Start of PROVIDED DATA
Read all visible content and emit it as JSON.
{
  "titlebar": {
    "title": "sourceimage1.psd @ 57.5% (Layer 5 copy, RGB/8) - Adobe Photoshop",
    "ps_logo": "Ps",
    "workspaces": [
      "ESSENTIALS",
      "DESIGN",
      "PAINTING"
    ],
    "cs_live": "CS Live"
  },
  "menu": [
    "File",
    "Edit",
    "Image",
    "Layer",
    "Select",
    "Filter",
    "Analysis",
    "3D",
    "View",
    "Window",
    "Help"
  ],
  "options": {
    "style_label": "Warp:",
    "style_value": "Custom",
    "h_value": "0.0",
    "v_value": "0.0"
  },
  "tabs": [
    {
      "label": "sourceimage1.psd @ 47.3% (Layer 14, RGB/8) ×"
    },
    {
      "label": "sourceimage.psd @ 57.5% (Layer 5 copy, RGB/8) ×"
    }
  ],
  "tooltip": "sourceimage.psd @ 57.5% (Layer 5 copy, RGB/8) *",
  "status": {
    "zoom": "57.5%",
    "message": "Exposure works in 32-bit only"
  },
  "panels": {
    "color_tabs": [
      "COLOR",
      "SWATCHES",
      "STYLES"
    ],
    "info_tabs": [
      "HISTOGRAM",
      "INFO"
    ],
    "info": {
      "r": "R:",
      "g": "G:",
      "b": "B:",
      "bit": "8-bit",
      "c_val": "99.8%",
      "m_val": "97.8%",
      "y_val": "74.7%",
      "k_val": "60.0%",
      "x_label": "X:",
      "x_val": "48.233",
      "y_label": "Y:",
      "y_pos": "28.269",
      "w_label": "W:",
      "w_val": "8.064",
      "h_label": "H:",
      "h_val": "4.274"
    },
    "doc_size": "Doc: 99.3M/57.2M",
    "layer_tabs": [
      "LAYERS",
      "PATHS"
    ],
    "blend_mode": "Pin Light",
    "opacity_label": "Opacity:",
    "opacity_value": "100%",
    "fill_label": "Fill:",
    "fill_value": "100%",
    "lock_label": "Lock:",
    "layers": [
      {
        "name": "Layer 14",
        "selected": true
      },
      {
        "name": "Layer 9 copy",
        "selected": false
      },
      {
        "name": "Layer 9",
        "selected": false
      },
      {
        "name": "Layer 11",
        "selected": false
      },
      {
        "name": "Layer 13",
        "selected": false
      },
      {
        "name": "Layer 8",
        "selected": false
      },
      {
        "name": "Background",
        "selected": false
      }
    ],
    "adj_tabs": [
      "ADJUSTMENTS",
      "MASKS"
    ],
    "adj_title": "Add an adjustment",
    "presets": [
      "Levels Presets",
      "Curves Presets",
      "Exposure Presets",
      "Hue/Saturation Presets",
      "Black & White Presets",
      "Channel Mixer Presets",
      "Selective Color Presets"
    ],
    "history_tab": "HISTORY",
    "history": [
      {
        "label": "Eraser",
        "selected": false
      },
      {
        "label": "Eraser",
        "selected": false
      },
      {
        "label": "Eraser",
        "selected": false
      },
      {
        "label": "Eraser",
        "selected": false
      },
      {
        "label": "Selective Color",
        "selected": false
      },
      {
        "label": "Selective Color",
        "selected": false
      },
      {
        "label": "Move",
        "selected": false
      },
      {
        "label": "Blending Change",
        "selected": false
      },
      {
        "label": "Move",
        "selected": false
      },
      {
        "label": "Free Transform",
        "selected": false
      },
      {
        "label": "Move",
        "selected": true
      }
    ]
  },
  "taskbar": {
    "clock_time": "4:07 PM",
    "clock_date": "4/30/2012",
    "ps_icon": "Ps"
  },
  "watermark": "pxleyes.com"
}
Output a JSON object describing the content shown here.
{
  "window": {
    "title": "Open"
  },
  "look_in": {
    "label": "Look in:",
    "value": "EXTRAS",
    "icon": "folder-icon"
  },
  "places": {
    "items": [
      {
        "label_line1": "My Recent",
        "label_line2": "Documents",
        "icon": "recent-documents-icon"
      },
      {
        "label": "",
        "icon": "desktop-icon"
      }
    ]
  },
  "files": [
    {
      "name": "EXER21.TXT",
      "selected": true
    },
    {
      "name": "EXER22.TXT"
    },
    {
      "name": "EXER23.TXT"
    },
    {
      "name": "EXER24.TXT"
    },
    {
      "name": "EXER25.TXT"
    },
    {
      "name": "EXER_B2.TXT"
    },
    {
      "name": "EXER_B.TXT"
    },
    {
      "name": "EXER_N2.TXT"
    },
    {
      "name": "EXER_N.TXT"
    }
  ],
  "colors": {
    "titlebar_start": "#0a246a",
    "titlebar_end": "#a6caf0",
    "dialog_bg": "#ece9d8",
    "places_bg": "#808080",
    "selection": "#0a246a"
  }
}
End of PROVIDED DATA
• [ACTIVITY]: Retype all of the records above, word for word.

• [RESULT OF THE TASK]:
Read all visible content and emit it as JSON.
{
  "titlebar": {
    "title": "sourceimage1.psd @ 57.5% (Layer 5 copy, RGB/8) - Adobe Photoshop",
    "ps_logo": "Ps",
    "workspaces": [
      "ESSENTIALS",
      "DESIGN",
      "PAINTING"
    ],
    "cs_live": "CS Live"
  },
  "menu": [
    "File",
    "Edit",
    "Image",
    "Layer",
    "Select",
    "Filter",
    "Analysis",
    "3D",
    "View",
    "Window",
    "Help"
  ],
  "options": {
    "style_label": "Warp:",
    "style_value": "Custom",
    "h_value": "0.0",
    "v_value": "0.0"
  },
  "tabs": [
    {
      "label": "sourceimage1.psd @ 47.3% (Layer 14, RGB/8) ×"
    },
    {
      "label": "sourceimage.psd @ 57.5% (Layer 5 copy, RGB/8) ×"
    }
  ],
  "tooltip": "sourceimage.psd @ 57.5% (Layer 5 copy, RGB/8) *",
  "status": {
    "zoom": "57.5%",
    "message": "Exposure works in 32-bit only"
  },
  "panels": {
    "color_tabs": [
      "COLOR",
      "SWATCHES",
      "STYLES"
    ],
    "info_tabs": [
      "HISTOGRAM",
      "INFO"
    ],
    "info": {
      "r": "R:",
      "g": "G:",
      "b": "B:",
      "bit": "8-bit",
      "c_val": "99.8%",
      "m_val": "97.8%",
      "y_val": "74.7%",
      "k_val": "60.0%",
      "x_label": "X:",
      "x_val": "48.233",
      "y_label": "Y:",
      "y_pos": "28.269",
      "w_label": "W:",
      "w_val": "8.064",
      "h_label": "H:",
      "h_val": "4.274"
    },
    "doc_size": "Doc: 99.3M/57.2M",
    "layer_tabs": [
      "LAYERS",
      "PATHS"
    ],
    "blend_mode": "Pin Light",
    "opacity_label": "Opacity:",
    "opacity_value": "100%",
    "fill_label": "Fill:",
    "fill_value": "100%",
    "lock_label": "Lock:",
    "layers": [
      {
        "name": "Layer 14",
        "selected": true
      },
      {
        "name": "Layer 9 copy",
        "selected": false
      },
      {
        "name": "Layer 9",
        "selected": false
      },
      {
        "name": "Layer 11",
        "selected": false
      },
      {
        "name": "Layer 13",
        "selected": false
      },
      {
        "name": "Layer 8",
        "selected": false
      },
      {
        "name": "Background",
        "selected": false
      }
    ],
    "adj_tabs": [
      "ADJUSTMENTS",
      "MASKS"
    ],
    "adj_title": "Add an adjustment",
    "presets": [
      "Levels Presets",
      "Curves Presets",
      "Exposure Presets",
      "Hue/Saturation Presets",
      "Black & White Presets",
      "Channel Mixer Presets",
      "Selective Color Presets"
    ],
    "history_tab": "HISTORY",
    "history": [
      {
        "label": "Eraser",
        "selected": false
      },
      {
        "label": "Eraser",
        "selected": false
      },
      {
        "label": "Eraser",
        "selected": false
      },
      {
        "label": "Eraser",
        "selected": false
      },
      {
        "label": "Selective Color",
        "selected": false
      },
      {
        "label": "Selective Color",
        "selected": false
      },
      {
        "label": "Move",
        "selected": false
      },
      {
        "label": "Blending Change",
        "selected": false
      },
      {
        "label": "Move",
        "selected": false
      },
      {
        "label": "Free Transform",
        "selected": false
      },
      {
        "label": "Move",
        "selected": true
      }
    ]
  },
  "taskbar": {
    "clock_time": "4:07 PM",
    "clock_date": "4/30/2012",
    "ps_icon": "Ps"
  },
  "watermark": "pxleyes.com"
}
Output a JSON object describing the content shown here.
{
  "window": {
    "title": "Open"
  },
  "look_in": {
    "label": "Look in:",
    "value": "EXTRAS",
    "icon": "folder-icon"
  },
  "places": {
    "items": [
      {
        "label_line1": "My Recent",
        "label_line2": "Documents",
        "icon": "recent-documents-icon"
      },
      {
        "label": "",
        "icon": "desktop-icon"
      }
    ]
  },
  "files": [
    {
      "name": "EXER21.TXT",
      "selected": true
    },
    {
      "name": "EXER22.TXT"
    },
    {
      "name": "EXER23.TXT"
    },
    {
      "name": "EXER24.TXT"
    },
    {
      "name": "EXER25.TXT"
    },
    {
      "name": "EXER_B2.TXT"
    },
    {
      "name": "EXER_B.TXT"
    },
    {
      "name": "EXER_N2.TXT"
    },
    {
      "name": "EXER_N.TXT"
    }
  ],
  "colors": {
    "titlebar_start": "#0a246a",
    "titlebar_end": "#a6caf0",
    "dialog_bg": "#ece9d8",
    "places_bg": "#808080",
    "selection": "#0a246a"
  }
}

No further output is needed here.